App and web page records

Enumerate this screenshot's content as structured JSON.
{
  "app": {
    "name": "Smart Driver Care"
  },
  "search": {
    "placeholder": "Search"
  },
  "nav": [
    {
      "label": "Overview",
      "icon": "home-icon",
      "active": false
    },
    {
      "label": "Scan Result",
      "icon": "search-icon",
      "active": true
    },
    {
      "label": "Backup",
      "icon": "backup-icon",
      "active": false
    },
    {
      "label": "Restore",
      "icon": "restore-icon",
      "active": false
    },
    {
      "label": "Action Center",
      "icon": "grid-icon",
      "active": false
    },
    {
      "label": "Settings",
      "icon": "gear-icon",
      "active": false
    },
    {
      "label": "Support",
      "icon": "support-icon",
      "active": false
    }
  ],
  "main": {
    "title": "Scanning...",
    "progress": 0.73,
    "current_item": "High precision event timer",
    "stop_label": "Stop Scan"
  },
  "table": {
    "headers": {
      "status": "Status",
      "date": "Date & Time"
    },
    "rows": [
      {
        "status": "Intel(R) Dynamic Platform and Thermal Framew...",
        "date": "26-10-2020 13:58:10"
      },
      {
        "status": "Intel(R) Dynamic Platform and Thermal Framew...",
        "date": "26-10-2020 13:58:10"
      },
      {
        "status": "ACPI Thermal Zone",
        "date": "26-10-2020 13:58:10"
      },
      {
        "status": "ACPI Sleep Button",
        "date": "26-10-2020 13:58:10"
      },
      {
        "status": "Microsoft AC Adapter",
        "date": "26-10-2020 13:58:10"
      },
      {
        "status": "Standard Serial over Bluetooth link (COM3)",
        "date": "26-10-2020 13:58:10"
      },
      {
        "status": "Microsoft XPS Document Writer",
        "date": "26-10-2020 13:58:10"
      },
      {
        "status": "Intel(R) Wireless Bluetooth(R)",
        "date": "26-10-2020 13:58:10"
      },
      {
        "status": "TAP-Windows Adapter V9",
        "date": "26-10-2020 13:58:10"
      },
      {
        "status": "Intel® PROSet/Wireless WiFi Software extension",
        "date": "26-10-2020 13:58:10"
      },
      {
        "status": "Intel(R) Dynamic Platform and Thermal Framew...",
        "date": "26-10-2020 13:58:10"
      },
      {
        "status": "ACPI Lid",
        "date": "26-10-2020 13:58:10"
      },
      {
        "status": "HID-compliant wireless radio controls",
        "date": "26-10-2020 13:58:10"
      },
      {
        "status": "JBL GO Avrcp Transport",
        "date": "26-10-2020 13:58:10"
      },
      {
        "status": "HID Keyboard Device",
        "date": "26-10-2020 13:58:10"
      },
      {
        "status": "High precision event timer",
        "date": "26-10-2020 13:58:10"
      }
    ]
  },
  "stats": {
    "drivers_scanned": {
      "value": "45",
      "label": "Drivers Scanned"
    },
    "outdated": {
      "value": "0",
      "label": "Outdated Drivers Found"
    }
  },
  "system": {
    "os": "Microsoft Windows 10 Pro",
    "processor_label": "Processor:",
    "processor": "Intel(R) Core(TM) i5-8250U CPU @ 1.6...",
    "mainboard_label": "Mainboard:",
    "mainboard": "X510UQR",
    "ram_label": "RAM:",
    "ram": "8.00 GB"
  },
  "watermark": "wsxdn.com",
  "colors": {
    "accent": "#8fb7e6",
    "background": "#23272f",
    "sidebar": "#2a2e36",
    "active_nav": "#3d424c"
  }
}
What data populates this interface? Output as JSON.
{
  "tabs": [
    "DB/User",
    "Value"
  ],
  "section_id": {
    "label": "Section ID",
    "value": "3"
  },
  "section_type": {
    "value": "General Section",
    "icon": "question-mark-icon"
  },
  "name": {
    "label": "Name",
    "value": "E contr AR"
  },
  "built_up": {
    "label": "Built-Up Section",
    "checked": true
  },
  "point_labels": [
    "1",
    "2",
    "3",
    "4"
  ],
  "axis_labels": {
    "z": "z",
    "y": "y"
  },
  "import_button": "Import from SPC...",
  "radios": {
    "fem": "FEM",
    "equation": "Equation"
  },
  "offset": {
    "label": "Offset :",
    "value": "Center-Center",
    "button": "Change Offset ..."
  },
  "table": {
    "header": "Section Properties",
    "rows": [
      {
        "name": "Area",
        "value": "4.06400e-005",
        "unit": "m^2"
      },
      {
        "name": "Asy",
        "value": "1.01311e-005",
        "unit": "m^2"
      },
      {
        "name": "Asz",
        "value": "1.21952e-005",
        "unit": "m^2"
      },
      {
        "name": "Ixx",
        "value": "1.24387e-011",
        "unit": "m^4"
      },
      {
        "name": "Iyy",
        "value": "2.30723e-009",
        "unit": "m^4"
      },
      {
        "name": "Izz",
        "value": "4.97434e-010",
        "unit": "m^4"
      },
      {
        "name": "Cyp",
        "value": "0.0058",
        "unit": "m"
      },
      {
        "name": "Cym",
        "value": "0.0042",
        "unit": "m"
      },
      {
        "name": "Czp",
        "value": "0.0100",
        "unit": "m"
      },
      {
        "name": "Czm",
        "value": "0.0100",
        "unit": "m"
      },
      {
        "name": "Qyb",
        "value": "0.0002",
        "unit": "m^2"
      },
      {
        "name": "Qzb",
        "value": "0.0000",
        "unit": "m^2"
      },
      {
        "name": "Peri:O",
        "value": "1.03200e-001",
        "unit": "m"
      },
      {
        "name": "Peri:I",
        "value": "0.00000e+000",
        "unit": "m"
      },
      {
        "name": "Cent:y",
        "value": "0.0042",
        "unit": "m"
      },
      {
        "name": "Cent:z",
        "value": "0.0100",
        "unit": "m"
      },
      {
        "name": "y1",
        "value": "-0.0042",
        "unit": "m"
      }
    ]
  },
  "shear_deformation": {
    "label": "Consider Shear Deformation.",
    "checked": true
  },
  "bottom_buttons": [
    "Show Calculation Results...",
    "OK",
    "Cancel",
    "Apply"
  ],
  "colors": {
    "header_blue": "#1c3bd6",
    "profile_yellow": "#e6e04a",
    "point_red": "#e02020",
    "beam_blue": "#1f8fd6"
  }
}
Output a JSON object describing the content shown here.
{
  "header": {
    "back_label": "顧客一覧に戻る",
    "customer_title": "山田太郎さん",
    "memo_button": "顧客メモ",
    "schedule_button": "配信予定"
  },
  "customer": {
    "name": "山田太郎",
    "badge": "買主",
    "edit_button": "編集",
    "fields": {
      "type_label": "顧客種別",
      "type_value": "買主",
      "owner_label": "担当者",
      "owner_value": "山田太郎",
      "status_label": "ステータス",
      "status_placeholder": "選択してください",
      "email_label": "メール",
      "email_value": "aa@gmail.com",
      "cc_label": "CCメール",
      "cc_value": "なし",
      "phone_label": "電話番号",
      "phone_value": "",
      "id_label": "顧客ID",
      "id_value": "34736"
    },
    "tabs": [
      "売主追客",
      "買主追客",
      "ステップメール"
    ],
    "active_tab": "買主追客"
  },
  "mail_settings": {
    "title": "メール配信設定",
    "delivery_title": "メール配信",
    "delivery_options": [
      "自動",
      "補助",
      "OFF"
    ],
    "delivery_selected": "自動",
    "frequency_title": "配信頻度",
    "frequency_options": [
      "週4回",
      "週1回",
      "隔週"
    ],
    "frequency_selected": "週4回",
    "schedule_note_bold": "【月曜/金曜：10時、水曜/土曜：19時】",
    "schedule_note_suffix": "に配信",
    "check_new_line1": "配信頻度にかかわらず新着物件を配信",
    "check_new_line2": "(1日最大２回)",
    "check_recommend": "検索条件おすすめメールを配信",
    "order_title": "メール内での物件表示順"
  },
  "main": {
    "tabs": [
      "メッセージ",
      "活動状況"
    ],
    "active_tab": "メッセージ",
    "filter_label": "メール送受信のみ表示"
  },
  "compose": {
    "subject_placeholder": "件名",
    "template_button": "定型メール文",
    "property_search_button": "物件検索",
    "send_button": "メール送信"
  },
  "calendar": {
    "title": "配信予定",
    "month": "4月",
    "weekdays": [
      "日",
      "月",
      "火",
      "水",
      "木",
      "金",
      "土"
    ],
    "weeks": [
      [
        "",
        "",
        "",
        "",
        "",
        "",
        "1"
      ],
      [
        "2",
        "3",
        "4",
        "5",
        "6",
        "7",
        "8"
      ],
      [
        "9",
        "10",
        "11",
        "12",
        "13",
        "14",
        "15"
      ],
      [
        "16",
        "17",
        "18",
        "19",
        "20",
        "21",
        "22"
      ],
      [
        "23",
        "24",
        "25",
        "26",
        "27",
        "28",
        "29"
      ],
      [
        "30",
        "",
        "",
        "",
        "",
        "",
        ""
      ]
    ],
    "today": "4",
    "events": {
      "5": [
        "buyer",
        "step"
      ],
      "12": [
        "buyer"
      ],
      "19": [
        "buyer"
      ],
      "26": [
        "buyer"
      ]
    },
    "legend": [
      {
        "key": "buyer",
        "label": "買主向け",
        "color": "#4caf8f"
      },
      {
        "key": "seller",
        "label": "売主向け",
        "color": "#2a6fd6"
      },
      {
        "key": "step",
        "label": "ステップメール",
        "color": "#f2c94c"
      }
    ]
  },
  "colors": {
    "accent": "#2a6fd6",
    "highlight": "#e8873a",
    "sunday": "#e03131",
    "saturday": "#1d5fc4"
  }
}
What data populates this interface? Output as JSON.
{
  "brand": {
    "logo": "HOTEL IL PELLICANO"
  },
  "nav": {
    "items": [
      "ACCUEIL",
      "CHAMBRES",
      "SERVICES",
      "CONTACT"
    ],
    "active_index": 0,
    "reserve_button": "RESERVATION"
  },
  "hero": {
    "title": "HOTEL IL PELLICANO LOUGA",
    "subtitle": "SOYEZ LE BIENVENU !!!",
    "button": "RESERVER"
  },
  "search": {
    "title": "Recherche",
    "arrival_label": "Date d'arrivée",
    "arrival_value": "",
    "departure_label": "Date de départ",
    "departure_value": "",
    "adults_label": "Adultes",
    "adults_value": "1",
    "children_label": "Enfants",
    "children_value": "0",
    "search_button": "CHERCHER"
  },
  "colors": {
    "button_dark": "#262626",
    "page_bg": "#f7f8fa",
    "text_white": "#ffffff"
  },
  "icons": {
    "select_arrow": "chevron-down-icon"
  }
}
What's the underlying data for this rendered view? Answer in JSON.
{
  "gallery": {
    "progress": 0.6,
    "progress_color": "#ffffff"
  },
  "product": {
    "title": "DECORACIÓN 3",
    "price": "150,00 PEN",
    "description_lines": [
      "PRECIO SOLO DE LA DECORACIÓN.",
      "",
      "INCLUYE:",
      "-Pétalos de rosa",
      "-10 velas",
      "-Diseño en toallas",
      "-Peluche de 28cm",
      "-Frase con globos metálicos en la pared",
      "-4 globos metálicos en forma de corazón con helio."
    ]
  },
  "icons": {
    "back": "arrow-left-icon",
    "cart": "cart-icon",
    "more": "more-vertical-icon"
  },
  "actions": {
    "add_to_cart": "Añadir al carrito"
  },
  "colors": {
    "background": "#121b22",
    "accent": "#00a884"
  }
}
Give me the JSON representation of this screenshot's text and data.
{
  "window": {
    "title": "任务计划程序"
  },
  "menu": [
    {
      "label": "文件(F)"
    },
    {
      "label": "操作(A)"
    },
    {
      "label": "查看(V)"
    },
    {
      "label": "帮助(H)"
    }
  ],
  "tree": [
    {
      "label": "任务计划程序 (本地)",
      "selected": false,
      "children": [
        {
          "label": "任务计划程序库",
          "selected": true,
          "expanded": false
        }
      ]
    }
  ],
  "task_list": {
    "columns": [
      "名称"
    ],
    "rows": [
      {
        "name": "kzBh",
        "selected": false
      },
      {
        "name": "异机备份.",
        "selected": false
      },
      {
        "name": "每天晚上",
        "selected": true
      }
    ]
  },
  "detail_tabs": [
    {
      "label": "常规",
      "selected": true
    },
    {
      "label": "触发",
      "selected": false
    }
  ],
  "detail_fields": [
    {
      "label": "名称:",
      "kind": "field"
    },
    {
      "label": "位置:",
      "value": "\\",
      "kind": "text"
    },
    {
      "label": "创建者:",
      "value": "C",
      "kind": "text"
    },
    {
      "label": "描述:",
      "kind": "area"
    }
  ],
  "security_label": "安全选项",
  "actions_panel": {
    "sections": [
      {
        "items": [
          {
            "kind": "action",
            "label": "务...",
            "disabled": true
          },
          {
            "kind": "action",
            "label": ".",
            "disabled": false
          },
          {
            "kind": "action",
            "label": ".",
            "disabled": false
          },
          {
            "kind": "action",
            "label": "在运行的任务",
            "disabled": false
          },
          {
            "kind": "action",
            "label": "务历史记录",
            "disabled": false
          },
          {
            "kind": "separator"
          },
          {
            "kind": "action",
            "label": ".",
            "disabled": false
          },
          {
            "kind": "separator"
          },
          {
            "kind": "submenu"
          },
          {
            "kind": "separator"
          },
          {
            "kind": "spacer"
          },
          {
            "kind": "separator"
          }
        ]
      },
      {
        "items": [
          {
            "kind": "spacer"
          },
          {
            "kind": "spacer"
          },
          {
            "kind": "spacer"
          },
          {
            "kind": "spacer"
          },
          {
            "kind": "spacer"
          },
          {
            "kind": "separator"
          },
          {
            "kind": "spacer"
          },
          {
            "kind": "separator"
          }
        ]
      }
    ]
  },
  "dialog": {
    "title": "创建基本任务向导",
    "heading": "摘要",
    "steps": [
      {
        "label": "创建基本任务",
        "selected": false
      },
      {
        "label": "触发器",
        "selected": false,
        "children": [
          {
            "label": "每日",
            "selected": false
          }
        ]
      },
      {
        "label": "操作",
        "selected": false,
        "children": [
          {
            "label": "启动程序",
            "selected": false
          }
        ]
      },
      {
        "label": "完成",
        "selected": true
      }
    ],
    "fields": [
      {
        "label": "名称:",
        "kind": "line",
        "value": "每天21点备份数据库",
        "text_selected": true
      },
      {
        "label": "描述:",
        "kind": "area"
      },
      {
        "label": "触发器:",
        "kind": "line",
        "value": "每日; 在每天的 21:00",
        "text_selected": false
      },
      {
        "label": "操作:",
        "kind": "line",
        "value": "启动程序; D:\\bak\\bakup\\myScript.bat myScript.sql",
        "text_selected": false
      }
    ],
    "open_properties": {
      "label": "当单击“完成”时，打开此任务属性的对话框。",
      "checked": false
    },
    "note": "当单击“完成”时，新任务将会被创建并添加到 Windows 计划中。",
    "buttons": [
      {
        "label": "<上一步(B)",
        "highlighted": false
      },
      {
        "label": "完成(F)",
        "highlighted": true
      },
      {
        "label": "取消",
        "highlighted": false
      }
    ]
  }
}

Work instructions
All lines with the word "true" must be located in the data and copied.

Answer to this exercise
      "active": true
    "checked": true
    "checked": true
          "selected": true,
        "selected": true
      "selected": true
            "disabled": true
        "selected": true
        "text_selected": true
        "highlighted": true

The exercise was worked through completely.